Sniper Attacks Draw Most Public Interest in 2002
Introduction and Summary
A series of horrifying sniper attacks in the Washington, D.C. area attracted the most public interest of any news story in 2002. But the growing prospects of war with Iraq, as well as the continuing threat of terrorism and the aftermath of 9/11, also drew high levels of attention throughout the year.
Nearly two-thirds of Americans (65%) said they tracked news of the sniper case very closely, while 26% followed these reports fairly closely. Owing to the intensive news coverage of this story, interest was not limited to the mid-Atlantic area where the shootings occurred. Nine-in-ten in every part of the country said they followed this story at least fairly closely.
The Iraq debate began resonating with the public in late summer. In August, roughly half of the public (48%) said they were tracking this story very closely. By early October, six-in-ten were paying very close attention, with another 28% following it fairly closely. Clearly, interest in this issue will continue, and likely increase, in the coming year as the question of military action comes to a head.
Not surprisingly, terrorism was less of a public focus than in 2001. Last year’s attacks attracted very close interest from 74% of the public (22% followed them fairly closely), and eight of the year’s top ten stories related in some way to terrorism. This year, five of the top ten stories had something to do with terrorism, but overall interest was much lower. The top terrorism stories — the U.S. war in Afghanistan and reports on U.S. defenses against domestic terrorism — drew very close interest from about half of the public (51% each).
Pledge Controversy Draws Attention
In July, a majority of Americans (52%) paid very close attention to stories on a controversial federal court ruling that the words “One nation, under God” cannot appear in the Pledge of Allegiance. It was the year’s third highest-rated story and one of the most closely followed court decisions since the Pew Research Center began measuring news interest in 1986.
Last summer’s series of child abductions, which drew considerable news coverage, also attracted a large audience. In September, nearly of half of Americans (49%) followed the kidnappings very closely, and this story struck a chord with women, in particular: 57% of women followed the child abductions very closely, compared with 41% of men.
News of the court ruling on the Pledge and child abductions drew more interest than several other major domestic stories, including the Catholic priest scandal and stories on corporate wrongdoing. Roughly four-in-ten (38%) tracked the priest scandal very closely. The priest controversy initially was centered on Boston. Catholics and people in the Northeast took particular interest in this story (45% very closely).
The well-publicized scandals affecting corporations like Enron and WorldCom drew comparatively less interest. Pew asked questions about the scandals on several occasions; interest was highest for reports on WorldCom in July but only about three-in-ten (31%) followed those reports very closely.
Record Interest in Mideast
The public tends to pay little attention to foreign news, aside from stories that mainly involve Americans. The notable exception is news about the Middle East.

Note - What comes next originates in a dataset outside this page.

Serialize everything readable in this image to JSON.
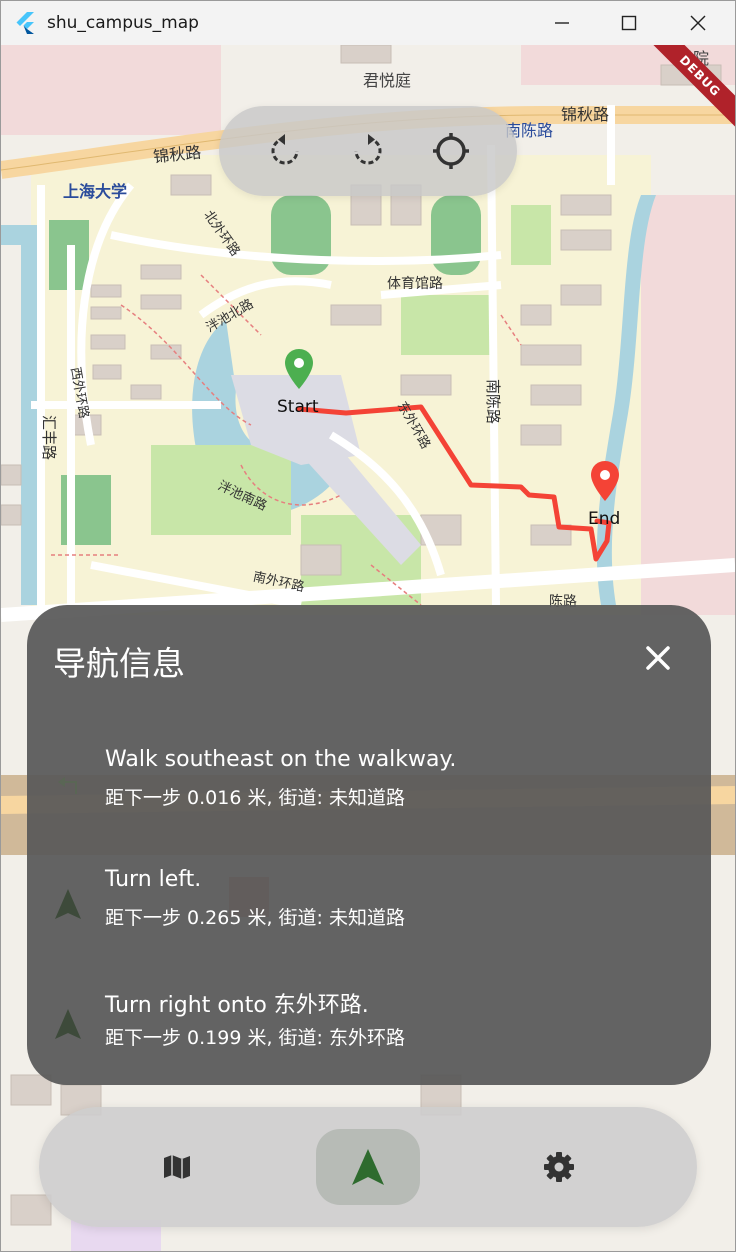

In April, 44% paid very close attention to violence between Israelis and Palestinians (33% fairly closely). That not only made it the biggest foreign news story of the year, but it was one of the most closely followed international stories in Pew’s 16-year history of measuring news attentiveness.
Other overseas news stories — those not directly involving Americans or possible U.S. military action in Iraq — attracted far smaller audiences. Aside from reports on U.N. weapons inspections in Iraq, which may set the stage for military action, none of these stories drew interest from more than a quarter of the public.
Interest was especially low in overseas political and economic developments: roughly one-in-twenty Americans paid close attention to the failed coup in Venezuela (6%); an upset victory by a right-wing candidate, Jean-Marie Le Pen in a preliminary election in France (6%); and political and economic instability in Argentina (5%). These attracted the lowest interest of any stories this year.
Overseas News Divides Generations
Traditionally, young people take little interest in overseas news and that was again the case in 2002. Ongoing violence in the Middle East was the top story for people under age 30, as it was for those in other age groups. But just three-in-ten followed those reports very closely, compared with 41% of those 30-49 and more than half of those age 50 and older. Young people displayed much less interest in the year’s other foreign stories.
Educational differences have less of an effect on foreign news interest. College graduates showed no more interest in most foreign news stories than did those who completed some college or high school graduates. The exception is news on the U.N. weapons inspectors in Iraq; more than four-in-ten college graduates tracked those reports very closely, compared with roughly a third of those who did not complete college and high school graduates.